I was originally going to respond to the NaBloPoMo prompt, “Are you good at hiding your feelings, or is your face an open book?” but something else related to the topic of Masks has been on my mind lately, namely, do you hide from your roots?
There used to be an expression when I was young, “forgetting where you came from.” It was used in talking about people with humble beginnings who had risen to great heights, like Donald Trump being from Rego Park in Queens, NY. Rego Park is a nice enough neighborhood, but it will never have the same status as being from Jamaica Estates. Or Gramercy Park in Manhattan. One of the highest compliments anyone could pay such a person was that “he hasn’t forgotten where he came from”; to “forget where you came from” was despicable.
And it’s on my mind lately because I know two people who seem to have forgotten Where They Came From. One of them is my own daughter, who has apparently decided that her parents are too ordinary for her to bother staying in touch with. Or maybe it’s that our house, all 950 square feet of it, is too modest. It may even be that she has unhappy memories of growing up among us, though that was never an excuse for blowing off Family. Be that as it may, she recently acquired a hot-shot job with an international company that involves jetting back and forth across the Atlantic – I won’t say where – and other than apprising us of that fact (after telling her immediate world on Facebook), she hasn’t said a word to us about her life. Or her husband, or their children. The situation has gone on for so long that I’m not sure it can ever be repaired, and that’s not something anyone should be able to say about her children.
The other is an old friend of my husband’s from grade school. These two boys were over at each other’s houses every day, and were as close as brothers. They stayed in touch through high school and college, and even after military service, for a time. But military service seemed to change things between them, as (despite having a college degree before enlistment) my husband was assigned to the enlisted ranks, and this other fellow became an officer. After the service, he and his wife had us out to their home a few times, and we had them to ours; they lived on Long Island, in increasingly tony neighborhoods, and we lived in Queens, not too far from where we had grown up. He went on to a career in nuclear physics, my husband went into occupational safety and health. And one day, this guy simply stopped writing, and didn’t return telephone calls. We never figured out why.
Recently, my husband went to some trouble to look him up on the internet.

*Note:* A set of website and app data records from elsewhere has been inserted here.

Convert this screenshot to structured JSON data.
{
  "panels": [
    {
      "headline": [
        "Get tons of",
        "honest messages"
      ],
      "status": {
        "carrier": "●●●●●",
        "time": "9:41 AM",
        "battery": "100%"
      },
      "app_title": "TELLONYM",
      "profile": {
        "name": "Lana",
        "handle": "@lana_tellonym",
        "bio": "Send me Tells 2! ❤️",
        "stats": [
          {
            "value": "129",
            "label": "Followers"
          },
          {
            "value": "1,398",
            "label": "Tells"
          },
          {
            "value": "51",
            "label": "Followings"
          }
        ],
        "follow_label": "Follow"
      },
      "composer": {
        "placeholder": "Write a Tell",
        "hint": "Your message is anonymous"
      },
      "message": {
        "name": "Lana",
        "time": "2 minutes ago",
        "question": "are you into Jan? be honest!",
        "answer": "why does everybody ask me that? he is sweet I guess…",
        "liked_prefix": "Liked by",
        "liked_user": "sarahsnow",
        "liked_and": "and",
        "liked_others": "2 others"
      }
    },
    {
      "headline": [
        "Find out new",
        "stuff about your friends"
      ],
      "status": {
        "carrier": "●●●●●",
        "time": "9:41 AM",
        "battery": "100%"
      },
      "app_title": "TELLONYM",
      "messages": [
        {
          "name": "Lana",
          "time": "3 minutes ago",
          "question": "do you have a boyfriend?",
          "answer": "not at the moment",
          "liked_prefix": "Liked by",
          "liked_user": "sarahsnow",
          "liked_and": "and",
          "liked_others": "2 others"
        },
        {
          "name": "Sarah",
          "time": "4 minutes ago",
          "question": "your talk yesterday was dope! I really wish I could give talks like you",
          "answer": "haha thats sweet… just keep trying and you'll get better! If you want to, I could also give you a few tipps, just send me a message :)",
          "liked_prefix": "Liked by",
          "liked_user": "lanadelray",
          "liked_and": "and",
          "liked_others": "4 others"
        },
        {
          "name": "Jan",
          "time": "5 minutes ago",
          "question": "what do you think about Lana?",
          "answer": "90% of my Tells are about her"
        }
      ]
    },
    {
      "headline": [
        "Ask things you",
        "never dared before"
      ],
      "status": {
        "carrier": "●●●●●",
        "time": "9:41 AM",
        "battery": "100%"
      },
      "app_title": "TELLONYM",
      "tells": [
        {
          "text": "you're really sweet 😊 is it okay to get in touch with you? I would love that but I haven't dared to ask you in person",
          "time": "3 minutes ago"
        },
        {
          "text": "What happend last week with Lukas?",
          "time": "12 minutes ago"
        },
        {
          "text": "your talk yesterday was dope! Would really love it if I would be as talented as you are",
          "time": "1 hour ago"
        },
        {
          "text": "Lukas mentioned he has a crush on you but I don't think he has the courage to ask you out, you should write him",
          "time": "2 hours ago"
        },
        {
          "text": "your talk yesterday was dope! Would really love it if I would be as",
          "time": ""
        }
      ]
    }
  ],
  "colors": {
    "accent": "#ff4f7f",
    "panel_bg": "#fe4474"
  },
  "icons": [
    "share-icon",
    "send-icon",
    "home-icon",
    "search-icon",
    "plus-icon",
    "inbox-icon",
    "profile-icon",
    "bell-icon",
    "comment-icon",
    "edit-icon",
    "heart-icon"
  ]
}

He’s now living in the Southwest – I’m being deliberately vague – but he has an important position in his community, and is very obviously among the ranks of the Successful. My husband got an address for him and sent him a note, together with his e-mail address and an invitation to renew the friendship. That was three weeks ago, and he hasn’t heard a thing.
Meanwhile, over on Facebook, I’ve reconnected with a number of people who are cousins, or friends of cousins, from the old neighborhood. It’s so much fun to talk about the old haunts, to catch up on one another’s lives, to see what we all look like now – you can see the resemblance to who they were 40 years ago – just to reconnect. When we are “together,” even via the internet, the masks come off, and we are still pretty much the same group who enjoyed laughs together, and shared the torments of Catholic school (about which we laugh, now). Every once in so often, one or another of us will reconnect with yet another branch of the family, and the fun starts all over again.
I feel sorry for my daughter, and for my husband’s friend. Sure, it’s nice to have the toys and props to impress your new friends – maybe – I mean, aren’t you always on display? Don’t you always have to wear that mask? When do you get to be yourself, to slip and say “cawfey” when referring to your morning beverage, instead of whatever pronunciation of “coffee” is locally acceptable? Or talk about what it was like to move from a four-room railroad flat in Ridgewood to a single-family house in Maspeth? (A railroad flat is an apartment with rooms just like a railroad car – you have to walk through all the rooms, even the bedrooms, to get from front to back. A lot of Brooklyn and Queens apartments were railroad flats.)
Home has a lot of definitions: Home is where you hang your hat, home is where, when you go there, they have to take you in, home is where the heart is – my favorite came from the German author, Max Frisch: “Home is where we understand the people, and they understand us.” Home is where you can take the mask off. Home is where you came from.
Don’t forget where you came from. The loss is permanent.